# [Source information]
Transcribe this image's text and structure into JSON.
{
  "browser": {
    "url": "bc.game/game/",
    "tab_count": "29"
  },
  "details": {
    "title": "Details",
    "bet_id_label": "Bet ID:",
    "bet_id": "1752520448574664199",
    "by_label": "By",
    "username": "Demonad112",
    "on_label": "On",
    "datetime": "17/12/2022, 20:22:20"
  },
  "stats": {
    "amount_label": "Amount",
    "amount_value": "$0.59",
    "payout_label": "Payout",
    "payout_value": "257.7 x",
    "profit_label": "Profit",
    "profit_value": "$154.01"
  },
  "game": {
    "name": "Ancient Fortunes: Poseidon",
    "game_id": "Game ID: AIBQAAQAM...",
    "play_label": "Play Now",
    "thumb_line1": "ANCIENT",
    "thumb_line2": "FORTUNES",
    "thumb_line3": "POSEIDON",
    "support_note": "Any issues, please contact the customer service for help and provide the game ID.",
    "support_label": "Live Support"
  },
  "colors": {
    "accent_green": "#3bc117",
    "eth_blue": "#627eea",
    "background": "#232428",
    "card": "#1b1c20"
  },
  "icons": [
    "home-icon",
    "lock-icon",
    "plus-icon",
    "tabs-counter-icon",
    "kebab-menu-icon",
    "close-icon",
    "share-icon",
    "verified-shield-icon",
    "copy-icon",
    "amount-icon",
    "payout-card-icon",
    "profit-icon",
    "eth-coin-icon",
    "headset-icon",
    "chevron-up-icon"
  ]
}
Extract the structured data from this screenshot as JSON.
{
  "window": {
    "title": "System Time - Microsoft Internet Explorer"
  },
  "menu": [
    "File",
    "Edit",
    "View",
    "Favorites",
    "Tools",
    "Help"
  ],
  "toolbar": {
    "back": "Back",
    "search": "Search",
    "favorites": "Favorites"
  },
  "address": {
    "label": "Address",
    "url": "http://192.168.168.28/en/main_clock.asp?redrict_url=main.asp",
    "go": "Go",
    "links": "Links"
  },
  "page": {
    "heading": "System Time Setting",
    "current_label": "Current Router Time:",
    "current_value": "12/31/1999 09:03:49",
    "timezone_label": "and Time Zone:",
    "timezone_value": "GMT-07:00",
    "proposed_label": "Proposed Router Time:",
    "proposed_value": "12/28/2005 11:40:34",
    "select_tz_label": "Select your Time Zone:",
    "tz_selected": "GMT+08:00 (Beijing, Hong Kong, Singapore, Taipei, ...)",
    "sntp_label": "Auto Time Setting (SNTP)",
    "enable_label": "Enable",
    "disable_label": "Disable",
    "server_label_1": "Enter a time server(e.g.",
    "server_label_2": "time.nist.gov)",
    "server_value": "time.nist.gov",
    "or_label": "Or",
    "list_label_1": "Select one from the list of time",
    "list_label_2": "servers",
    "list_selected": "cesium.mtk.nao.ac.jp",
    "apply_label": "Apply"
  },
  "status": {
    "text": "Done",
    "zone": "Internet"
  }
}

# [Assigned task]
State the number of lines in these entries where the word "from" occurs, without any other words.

# [Finished task]
2